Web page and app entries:
===============

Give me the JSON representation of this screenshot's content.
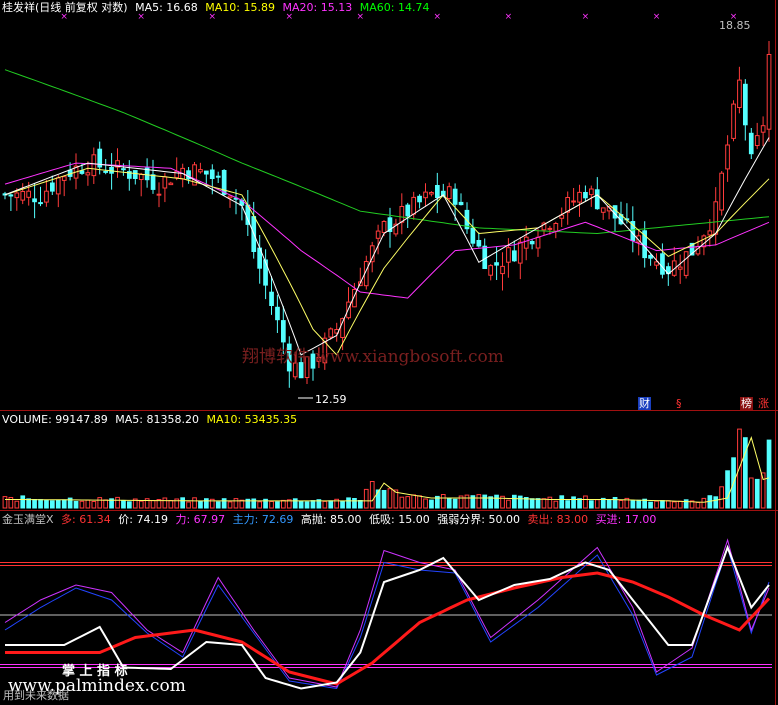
{
  "panel_main": {
    "title": "桂发祥(日线 前复权 对数)",
    "ma_items": [
      {
        "label": "MA5: 16.68",
        "color": "#ffffff"
      },
      {
        "label": "MA10: 15.89",
        "color": "#ffff00"
      },
      {
        "label": "MA20: 15.13",
        "color": "#ff33ff"
      },
      {
        "label": "MA60: 14.74",
        "color": "#00ff00"
      }
    ],
    "high_label": "18.85",
    "low_label": "12.59",
    "watermark": "翔博软件 www.xiangbosoft.com",
    "tags": {
      "cai": "财",
      "s": "§",
      "bang": "榜",
      "zhang": "涨"
    }
  },
  "panel_volume": {
    "items": [
      {
        "label": "VOLUME: 99147.89",
        "color": "#ffffff"
      },
      {
        "label": "MA5: 81358.20",
        "color": "#ffffff"
      },
      {
        "label": "MA10: 53435.35",
        "color": "#ffff00"
      }
    ]
  },
  "panel_indicator": {
    "items": [
      {
        "label": "金玉满堂X",
        "color": "#c0c0c0"
      },
      {
        "label": "多: 61.34",
        "color": "#ff3333"
      },
      {
        "label": "价: 74.19",
        "color": "#ffffff"
      },
      {
        "label": "力: 67.97",
        "color": "#ff33ff"
      },
      {
        "label": "主力: 72.69",
        "color": "#3399ff"
      },
      {
        "label": "高抛: 85.00",
        "color": "#ffffff"
      },
      {
        "label": "低吸: 15.00",
        "color": "#ffffff"
      },
      {
        "label": "强弱分界: 50.00",
        "color": "#ffffff"
      },
      {
        "label": "卖出: 83.00",
        "color": "#ff3333"
      },
      {
        "label": "买进: 17.00",
        "color": "#ff33ff"
      }
    ],
    "watermark_cn": "掌 上 指 标",
    "watermark_url": "www.palmindex.com",
    "bottom_text": "用到未来数据"
  },
  "chart_data": [
    {
      "type": "candlestick",
      "scale": "log",
      "ylim": [
        12.3,
        19.2
      ],
      "count": 130,
      "highest": 18.85,
      "lowest": 12.59,
      "price_anchors": [
        [
          0,
          15.6
        ],
        [
          6,
          15.6
        ],
        [
          10,
          16.0
        ],
        [
          14,
          16.2
        ],
        [
          18,
          16.1
        ],
        [
          22,
          16.0
        ],
        [
          26,
          15.8
        ],
        [
          30,
          16.1
        ],
        [
          34,
          16.0
        ],
        [
          38,
          15.7
        ],
        [
          40,
          15.4
        ],
        [
          42,
          14.6
        ],
        [
          44,
          14.0
        ],
        [
          46,
          13.4
        ],
        [
          48,
          12.8
        ],
        [
          50,
          12.65
        ],
        [
          52,
          12.8
        ],
        [
          56,
          13.3
        ],
        [
          60,
          14.2
        ],
        [
          64,
          15.0
        ],
        [
          68,
          15.3
        ],
        [
          72,
          15.6
        ],
        [
          76,
          15.6
        ],
        [
          78,
          15.0
        ],
        [
          82,
          14.3
        ],
        [
          86,
          14.6
        ],
        [
          90,
          15.0
        ],
        [
          94,
          15.3
        ],
        [
          98,
          15.7
        ],
        [
          100,
          15.5
        ],
        [
          104,
          15.1
        ],
        [
          108,
          14.6
        ],
        [
          112,
          14.3
        ],
        [
          116,
          14.6
        ],
        [
          120,
          15.3
        ],
        [
          124,
          17.8
        ],
        [
          126,
          16.2
        ],
        [
          128,
          17.0
        ],
        [
          129,
          18.4
        ]
      ],
      "ma60_anchors": [
        [
          0,
          18.1
        ],
        [
          20,
          17.2
        ],
        [
          40,
          16.2
        ],
        [
          60,
          15.3
        ],
        [
          80,
          15.0
        ],
        [
          100,
          14.9
        ],
        [
          129,
          15.2
        ]
      ],
      "ma20_anchors": [
        [
          0,
          15.8
        ],
        [
          12,
          16.2
        ],
        [
          28,
          16.1
        ],
        [
          40,
          15.5
        ],
        [
          50,
          14.6
        ],
        [
          60,
          13.9
        ],
        [
          68,
          13.8
        ],
        [
          76,
          14.6
        ],
        [
          86,
          14.7
        ],
        [
          98,
          15.1
        ],
        [
          110,
          14.6
        ],
        [
          120,
          14.7
        ],
        [
          129,
          15.1
        ]
      ],
      "ma10_anchors": [
        [
          0,
          15.6
        ],
        [
          14,
          16.1
        ],
        [
          30,
          15.9
        ],
        [
          40,
          15.6
        ],
        [
          52,
          13.3
        ],
        [
          56,
          12.9
        ],
        [
          64,
          14.3
        ],
        [
          74,
          15.6
        ],
        [
          80,
          14.9
        ],
        [
          90,
          15.0
        ],
        [
          100,
          15.6
        ],
        [
          112,
          14.5
        ],
        [
          120,
          14.9
        ],
        [
          129,
          15.9
        ]
      ],
      "ma5_anchors": [
        [
          0,
          15.6
        ],
        [
          14,
          16.2
        ],
        [
          30,
          16.0
        ],
        [
          40,
          15.4
        ],
        [
          50,
          12.9
        ],
        [
          56,
          13.2
        ],
        [
          64,
          14.9
        ],
        [
          74,
          15.6
        ],
        [
          80,
          14.4
        ],
        [
          90,
          15.0
        ],
        [
          100,
          15.6
        ],
        [
          112,
          14.2
        ],
        [
          120,
          14.9
        ],
        [
          129,
          16.7
        ]
      ],
      "marker_count": 10
    },
    {
      "type": "bar",
      "name": "VOLUME",
      "volume_anchors": [
        [
          0,
          12
        ],
        [
          30,
          10
        ],
        [
          60,
          10
        ],
        [
          62,
          35
        ],
        [
          64,
          22
        ],
        [
          70,
          14
        ],
        [
          80,
          14
        ],
        [
          90,
          12
        ],
        [
          100,
          12
        ],
        [
          110,
          10
        ],
        [
          116,
          8
        ],
        [
          120,
          14
        ],
        [
          124,
          99
        ],
        [
          126,
          40
        ],
        [
          128,
          45
        ],
        [
          129,
          85
        ]
      ],
      "ylim": [
        0,
        105
      ]
    },
    {
      "type": "line",
      "name": "金玉满堂X",
      "ylim": [
        0,
        100
      ],
      "reference_lines": [
        85,
        50,
        15,
        83,
        17
      ],
      "series": [
        {
          "name": "价",
          "anchors": [
            [
              0,
              30
            ],
            [
              10,
              30
            ],
            [
              16,
              42
            ],
            [
              20,
              15
            ],
            [
              28,
              14
            ],
            [
              34,
              32
            ],
            [
              40,
              30
            ],
            [
              44,
              8
            ],
            [
              50,
              1
            ],
            [
              56,
              5
            ],
            [
              60,
              25
            ],
            [
              64,
              72
            ],
            [
              70,
              80
            ],
            [
              74,
              88
            ],
            [
              80,
              60
            ],
            [
              86,
              70
            ],
            [
              92,
              74
            ],
            [
              98,
              85
            ],
            [
              102,
              80
            ],
            [
              108,
              50
            ],
            [
              112,
              30
            ],
            [
              116,
              30
            ],
            [
              122,
              95
            ],
            [
              126,
              55
            ],
            [
              129,
              70
            ]
          ]
        },
        {
          "name": "多",
          "anchors": [
            [
              0,
              25
            ],
            [
              16,
              25
            ],
            [
              22,
              35
            ],
            [
              32,
              40
            ],
            [
              40,
              32
            ],
            [
              48,
              12
            ],
            [
              56,
              4
            ],
            [
              62,
              18
            ],
            [
              70,
              45
            ],
            [
              78,
              60
            ],
            [
              86,
              68
            ],
            [
              94,
              75
            ],
            [
              100,
              78
            ],
            [
              106,
              72
            ],
            [
              112,
              62
            ],
            [
              118,
              50
            ],
            [
              124,
              40
            ],
            [
              129,
              61
            ]
          ]
        },
        {
          "name": "力",
          "anchors": [
            [
              0,
              45
            ],
            [
              6,
              60
            ],
            [
              12,
              70
            ],
            [
              18,
              65
            ],
            [
              24,
              40
            ],
            [
              30,
              25
            ],
            [
              36,
              75
            ],
            [
              42,
              40
            ],
            [
              48,
              8
            ],
            [
              56,
              2
            ],
            [
              60,
              40
            ],
            [
              64,
              93
            ],
            [
              70,
              85
            ],
            [
              76,
              80
            ],
            [
              82,
              35
            ],
            [
              90,
              60
            ],
            [
              100,
              95
            ],
            [
              106,
              55
            ],
            [
              110,
              12
            ],
            [
              116,
              28
            ],
            [
              122,
              100
            ],
            [
              126,
              40
            ],
            [
              129,
              68
            ]
          ]
        },
        {
          "name": "主力",
          "anchors": [
            [
              0,
              40
            ],
            [
              6,
              55
            ],
            [
              12,
              68
            ],
            [
              18,
              60
            ],
            [
              24,
              38
            ],
            [
              30,
              22
            ],
            [
              36,
              70
            ],
            [
              42,
              38
            ],
            [
              48,
              6
            ],
            [
              56,
              1
            ],
            [
              60,
              35
            ],
            [
              64,
              85
            ],
            [
              70,
              80
            ],
            [
              76,
              78
            ],
            [
              82,
              32
            ],
            [
              90,
              55
            ],
            [
              100,
              90
            ],
            [
              106,
              50
            ],
            [
              110,
              10
            ],
            [
              116,
              22
            ],
            [
              122,
              95
            ],
            [
              126,
              38
            ],
            [
              129,
              72
            ]
          ]
        }
      ]
    }
  ]
}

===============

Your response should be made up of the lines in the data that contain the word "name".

-- Reply --
      "name": "VOLUME",
      "name": "金玉满堂X",
          "name": "价",
          "name": "多",
          "name": "力",
          "name": "主力",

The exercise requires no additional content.